Which makes sense, I offered. The fourth dimension would probably add little to romantic comedies, the Oscar faves or dramatic book adaptations.
“You’re not going to see ‘50 Shades of Grey’ in 4D,” he said.
The investment is the latest in the theatre chain’s moves to up-the-ante in their multiplexes. It recently replaced its standard theatre seats with luxury recliners and installed an “X-plus” widescreen theatre.
“We put a lot of money into this theatre,” said Tony Pungitore, director of operations for National Amusements. “We spent a lot of money on technology and will continue to do so.”
(No one would tell me exactly how much it cost to 4D-ify the Revere theatre, but Jamele said the pricetag usually ranges between $300,000 and $1 million.)
And with tickets for consumers priced at $16.50-$22.50, a lot of cash is being spent on the promise of the technology.
What it’s like
The demo film Showcase rolled out for the premiere was, of course, Jurassic World, the loud, stomping-and-chomping blockbuster that dominated the box office this summer.
The movie starts out slowly, and the first thing you notice about 4D is how it amplifies the boredom of the scene-setting first half hour or so. You get the sense that programmers add effects to the slow parts, just because.
At one point, during B-roll of a plane leaving an airport, the seats lean back to simulate takeoff. Then the protagonists are on a ferry, and the seats list from side-to-side, as if on waves. Elevator doors close and for some reason your 4D seat buzzes.
Some of the features are a little clunky—the air fan, for example, seems to have two settings: in-your-face and off.
It’s also not clear what the rules are on perspective. Are you, in the eyes of 4D programmers, inside the helicopter, swaying with it side to side, or watching it from afar?
When the action really gets going, though, the system shines.
All the extra stimulation during the violent scenes is actually terrifying, and the anticipation of waiting for whatever wacky thing your seat will do next adds something weird and exciting to the moviegoing experience.
There are “leg ticklers” that lightly thwack your calves.

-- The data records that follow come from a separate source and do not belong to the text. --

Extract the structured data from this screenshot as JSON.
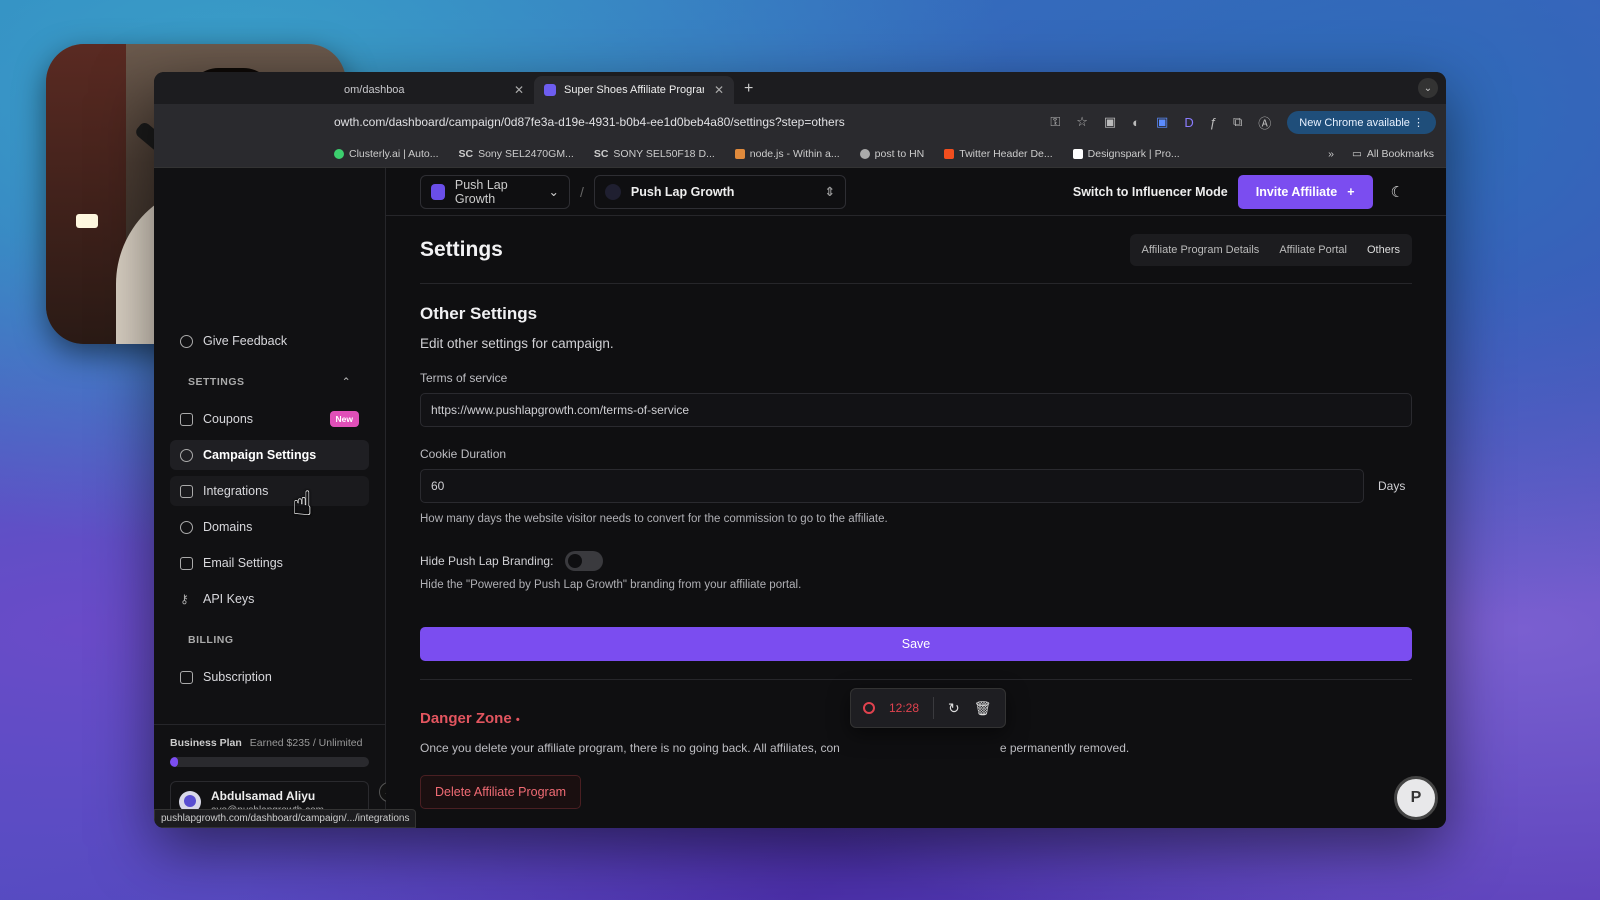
{
  "browser": {
    "tabs": [
      {
        "label": "om/dashboa",
        "active": false
      },
      {
        "label": "Super Shoes Affiliate Program",
        "active": true
      }
    ],
    "url": "owth.com/dashboard/campaign/0d87fe3a-d19e-4931-b0b4-ee1d0beb4a80/settings?step=others",
    "new_chrome": "New Chrome available",
    "bookmarks": [
      "Clusterly.ai | Auto...",
      "Sony SEL2470GM...",
      "SONY SEL50F18 D...",
      "node.js - Within a...",
      "post to HN",
      "Twitter Header De...",
      "Designspark | Pro..."
    ],
    "bookmark_prefixes": [
      "",
      "SC",
      "SC",
      "",
      "",
      "",
      ""
    ],
    "more": "»",
    "all_bookmarks": "All Bookmarks",
    "status_url": "pushlapgrowth.com/dashboard/campaign/.../integrations"
  },
  "topbar": {
    "workspace": "Push Lap Growth",
    "campaign": "Push Lap Growth",
    "switch_mode": "Switch to Influencer Mode",
    "invite": "Invite Affiliate",
    "invite_icon": "+"
  },
  "settings": {
    "title": "Settings",
    "subtabs": [
      "Affiliate Program Details",
      "Affiliate Portal",
      "Others"
    ],
    "section_title": "Other Settings",
    "section_sub": "Edit other settings for campaign.",
    "tos_label": "Terms of service",
    "tos_value": "https://www.pushlapgrowth.com/terms-of-service",
    "cookie_label": "Cookie Duration",
    "cookie_value": "60",
    "cookie_unit": "Days",
    "cookie_help": "How many days the website visitor needs to convert for the commission to go to the affiliate.",
    "branding_label": "Hide Push Lap Branding:",
    "branding_on": false,
    "branding_help": "Hide the \"Powered by Push Lap Growth\" branding from your affiliate portal.",
    "save": "Save",
    "danger_title": "Danger Zone",
    "danger_dot": "•",
    "danger_text_start": "Once you delete your affiliate program, there is no going back. All affiliates, con",
    "danger_text_end": "e permanently removed.",
    "delete": "Delete Affiliate Program"
  },
  "recorder": {
    "time": "12:28"
  },
  "chat_logo": "P",
  "sidebar": {
    "give_feedback": "Give Feedback",
    "settings_header": "SETTINGS",
    "items": [
      {
        "label": "Coupons",
        "badge": "New"
      },
      {
        "label": "Campaign Settings"
      },
      {
        "label": "Integrations"
      },
      {
        "label": "Domains"
      },
      {
        "label": "Email Settings"
      },
      {
        "label": "API Keys"
      }
    ],
    "billing_header": "BILLING",
    "subscription": "Subscription",
    "plan": "Business Plan",
    "earned": "Earned $235 / Unlimited",
    "plan_progress": 0.04,
    "user_name": "Abdulsamad Aliyu",
    "user_email": "ayo@pushlapgrowth.com"
  },
  "colors": {
    "accent": "#7b4df0",
    "danger": "#e2555f",
    "badge": "#e04fb8"
  }
}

This happens during an in-forest T-rex attack to simulate swirling leaves, and the effect really does amp up the anxiety.
There are unsettling—but not painful—punches in the back, which work as sympathy pains when people get hurt, like when some park henchmen get tossed around and crack their spines against trees, or when they fall from a catwalk two stories up.
There are the gross-out moments, like when the characters wash up on a boggy shore and the audience gets blasted with mud-smell, or when water mist blasters simulate a dino’s damp snort. At one point, some of the mist hit me in the mouth.
A lot of fun, basically.
Maybe MX4D is the future of the movies, and maybe it isn’t.
Is it worth trying? Yes.